Learning from the physicians of antiquity

Text: Trio MedienService Bonn

Philip van der Eijk is an internationally recognised expert in the history of ancient medicine, classical philosophy and the history of science. He is not only a highly decorated classicist, but also a committed science man-ager who is now in Berlin enriching the world’s prime location for classical studies.

Which type of health care is best? How can we prevent diseases? What improves the quality of life? These questions are crucial to modern societies. Philip van der Eijk’s research shows that people were already addressing issues like these in classical antiquity. The classical philologist focuses especially on the discourse in the Ancient World surrounding the public health system, and the theoretical, conceptual and methodological foundations of medicine. For instance, what influences did philosophical concepts have on therapies? “In the Ancient World there was a continuous dialogue between medicine and philosophy,” says van der Eijk. “In those days a physician also had to be a philosopher.” In the face of competition from popular cult healing practices, a physician in the Ancient World was expected to be convincing in both theoretical and rhetorical terms. In his arguments he had to abide by the rules of logic whilst strengthening society’s trust in medicine through communication, explains van der Eijk. This is surprisingly similar to modern demands.

For a long time, medical history dealt mainly with the history of illnesses, theories about illnesses and the history of treating diseases. But what does “health” mean? How healthy were the inhabitants of a city such as Rome during antiquity? What ideas did people have about a healthy lifestyle and the environment, about prevention and cure? What were people’s views on the interaction between body and mind in the Ancient World? Who was regarded as the competent, decision-making authority on such questions? With Philip van der Eijk Berlin’s research landscape has now gained an expert who is brilliant at generating interdisciplinary answers to such questions.

Since the beginning of 2010, van der Eijk has continued to broaden the base of his work on his current research project “Medicine of the Mind, Philosophy of the Body – Discourses of Health and Well-being in the Ancient World” in Berlin. At the same time, he is concentrating his multilateral research into ancient medicine and philosophy on questions of the body and soul. The nature of scientific communication is also a key focus of his attention. The way in which thought, knowledge and information are conveyed is changing, and nowadays it is no longer conceivable without such modern media as the Internet, email or Twitter. Together with modern linguistic and literary scholars the Humboldt Professor wants to show that it is only new media that evolve, whilst the discussion surrounding tensions between content and form, between thought and expression already existed in the Ancient World.

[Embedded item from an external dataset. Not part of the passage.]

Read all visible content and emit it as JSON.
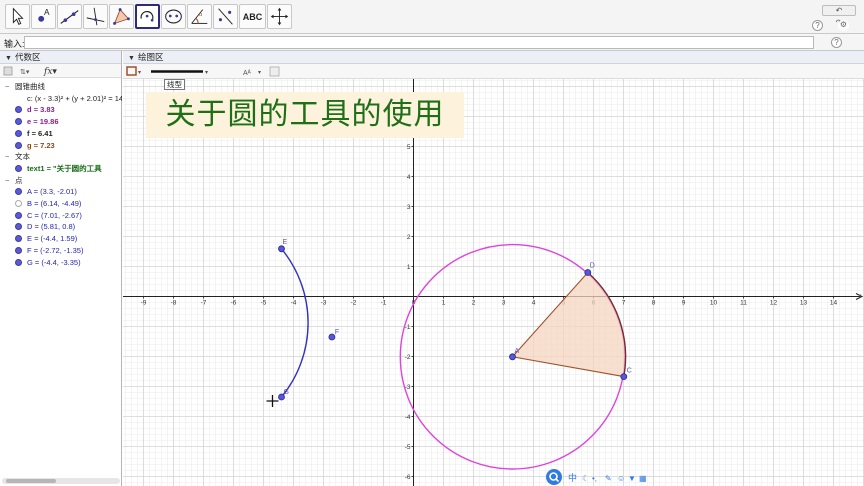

Medicine and culture

“Medical ideas and theories never exist in a vacuum. They always interact within culture and society,“ van der Eijk stresses. The classical scholar was one of the first to investigate ancient medicine in a broad social and cultural context, as opposed to the traditional approach of treating it simply as the history of a discipline. In this way he integrated medicine into the study of the Ancient World as a whole. Van der Eijk has written numerous publications on the communication and dissemination of medical ideas in classical antiquity, compelling analyses of their relationship to classical philosophy, religion and the history of ideas, and contributions on the history of their reception. Locating ancient medicine within a broader context is his main concern and his major achievement.

Van der Eijk, who was born in the Netherlands, not only builds bridges between times and disciplines, such as history, philosophy, literary studies and medicine, he is also a brilliant networker. Now he has come to Berlin from the British University of Newcastle and is very excited at the prospect of using all the outstanding opportunities that the German capital has to offer for his research. “Making good use of Berlin’s broad spectrum of opportunities for the future is a wonderful challenge,” says van der Eijk. At Humboldt-Universität zu Berlin the versatile scholar will be working together with the International Graduate School of Mind and Brain as well as the Excellence Cluster ‘Topoi’. In his work on the ancient Greek physician Galen he intends to cooperate more closely with the research project Corpus Medicorum Graecorum/Latinorum at the Berlin-Brandenburg Academy of Sciences and Humanities. The academy is publishing critical editions of ancient medical writings with accompanying translations in the context of the “Zentrum Grundlagenforschung Alte Welt”.

Similar to his work in Newcastle, van der Eijk also wants to offer seminars to medical students in Berlin. Talking about his experience so far he notes that “practitioners find it extremely useful to be offered insights into the theory and the history of communicating medical knowledge.” Doctors who have benefitted in this way would be well-equipped to generate changes in the international debate on better health systems.